It looks like all but one of the federal election contests in Louisiana will turn out to be electoral yawners, although with more drama spread around.
There’ll be no drama, but déjà vu, in the First Congressional District, where Republican Rep. Steve Scalise will meet two retreads, and win just as decisively as always. Second CD Democrat Rep. Cedric Richmond also drew a retread and also several newcomers among them two Republicans challenging him for the first time in eight years, but he’ll still win easily.
Third CD Republican Rep. Clay Higgins also doesn’t look to encounter much trouble. Democrats didn’t want to let the outspoken disruptor go without more than token opposition so enter pastor and nonprofit manager Braylon Harris, who has a slick web presence but little in the way of resources. Still, if any congressional incumbent gets held below 60 percent, it likely would be in this race given Higgins’ bombastic style that might turn off some voters and the presence of two other minor candidates in the contest.
In CD 4, Republican Rep. Mike Johnson has drawn two unknowns and a retread, Democrat true believer Ryan Trundle, who’s all in on marijuana legalization and refuses to take political action committee money. You can see where this one will go.
CD 5 will have the only real action in the state, to replace outgoing GOP Rep. Ralph Abraham. Nine candidates have hit the barricades, but by the campaign fundraising numbers only three Republicans have a chance for the inevitable runoff – which will not feature a Democrat as four such minor candidates will split that vote – state Rep. Lance Harris, Abraham former chief of staff Luke Letlow, and Ouachita Parish Police Juror Scotty Robinson.
Harris has the best name recognition, not the least of which comes from having served as the GOP leader in the House, although in the smaller part of the district around Alexandria, plus some ability to fund himself. Letlow has connections through Abraham and in constituent service which have garnered already over half a million dollars, and he ran Abraham’s first successful campaign. This makes them likely the runoff candidates, with anybody’s guess as to who wins.
Things revert back to form in District 6. There, Republican Rep. Garret Graves will face a Libertarian, Democrat, and no party challenger. Democrat Dartanyon Williams will make a go of it, on the heels of a self-published memoir that tells how he reformed himself from an identity thief who stole millions (although at the time it came out he said he would run for the Senate, not the House). He would have needed every penny of his ill-gotten gains to be competitive against Graves.
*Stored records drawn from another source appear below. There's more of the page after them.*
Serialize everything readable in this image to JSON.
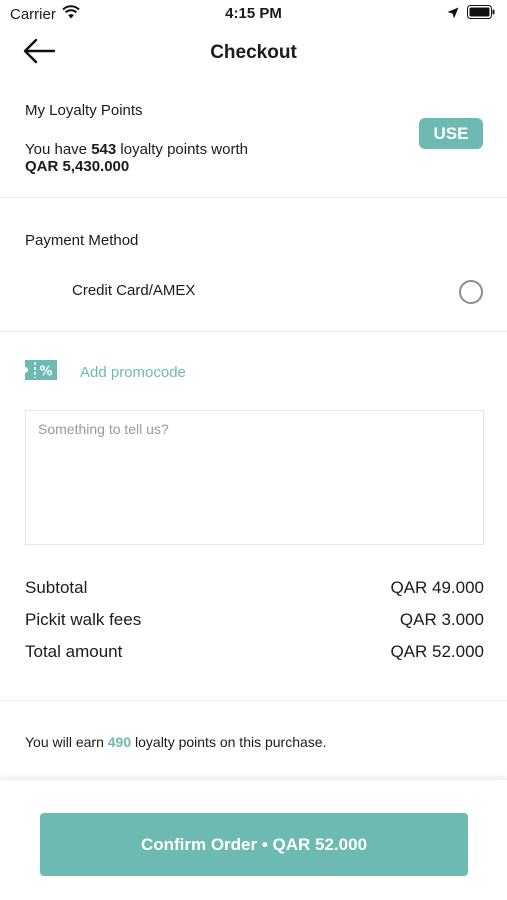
{
  "status_bar": {
    "carrier": "Carrier",
    "time": "4:15 PM",
    "icons": [
      "wifi-icon",
      "location-arrow-icon",
      "battery-icon"
    ]
  },
  "header": {
    "title": "Checkout",
    "back_icon": "arrow-left-icon"
  },
  "loyalty": {
    "title": "My Loyalty Points",
    "text_prefix": "You have",
    "points": "543",
    "text_suffix": "loyalty points worth",
    "worth": "QAR 5,430.000",
    "use_label": "USE"
  },
  "payment": {
    "title": "Payment Method",
    "option_label": "Credit Card/AMEX",
    "selected": false
  },
  "promo": {
    "icon": "ticket-percent-icon",
    "label": "Add promocode"
  },
  "notes": {
    "placeholder": "Something to tell us?",
    "value": ""
  },
  "summary": {
    "rows": [
      {
        "label": "Subtotal",
        "value": "QAR  49.000"
      },
      {
        "label": "Pickit walk fees",
        "value": "QAR  3.000"
      },
      {
        "label": "Total amount",
        "value": "QAR  52.000"
      }
    ]
  },
  "earn": {
    "prefix": "You will earn",
    "points": "490",
    "suffix": "loyalty points on this purchase."
  },
  "confirm": {
    "label": "Confirm Order • QAR  52.000"
  },
  "colors": {
    "accent": "#6cbab1",
    "text": "#1b1b1b"
  }
}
Finally, while Louisiana’s left would love to hope Democrat Shreveport Mayor Adrian Perkins has a chance against incumbent Republican Sen. Bill Cassidy (listen to some of the swooning here, starting about 30 minutes in), any such defeat would require bizarre circumstances. Democrats have long tried a strategy of running military veterans for Congress to obscure their ideology painting America as an institutionally racist, sexist, and classist society and reflected in governance, with mixed results. That veteran Democrat Gov. John Bel Edwards squeezed his way to two terms merely encouraged the delusion among Louisiana Democrats that military service displaces issue preferences in the minds of a sufficient mass of voters.
But with the many mistakes Perkins has made in his short time in office, he’s just too flawed of a candidate to fool enough of the state’s center-right electorate – and another slipup may emerge in the light of day to compound that. As Perkins basked in the glory of announcing his Senate run last week, Shreveport Auditor Leanis Steward – who busted Perkins earlier this year on misusing his car allowance and last year on his actions that underinsured the city at a dramatically higher cost – indicated she sought any existing police records on traffic stops of Perkins that rumor has he should have been run in for by reason of impaired driving.
All of this will put a light lid on his electoral ceiling. Cassidy actually may end up below 55 percent when all the counting ends, but that won’t be as a consequence of Perkins but from having 14 challengers (a few being perennial candidates including Democrat Derrick Edwards, who rode an absence of opposition and everything going possibly right to pull 44 percent of the vote in the treasurer special election of 2017, and now so predictably runs for everything in sight that he has a toll-free number for his campaign). Even though Perkins won’t go much past 40 points if even reaching that, at least Democrats will make Cassidy break a sweat to earn his next six years in office.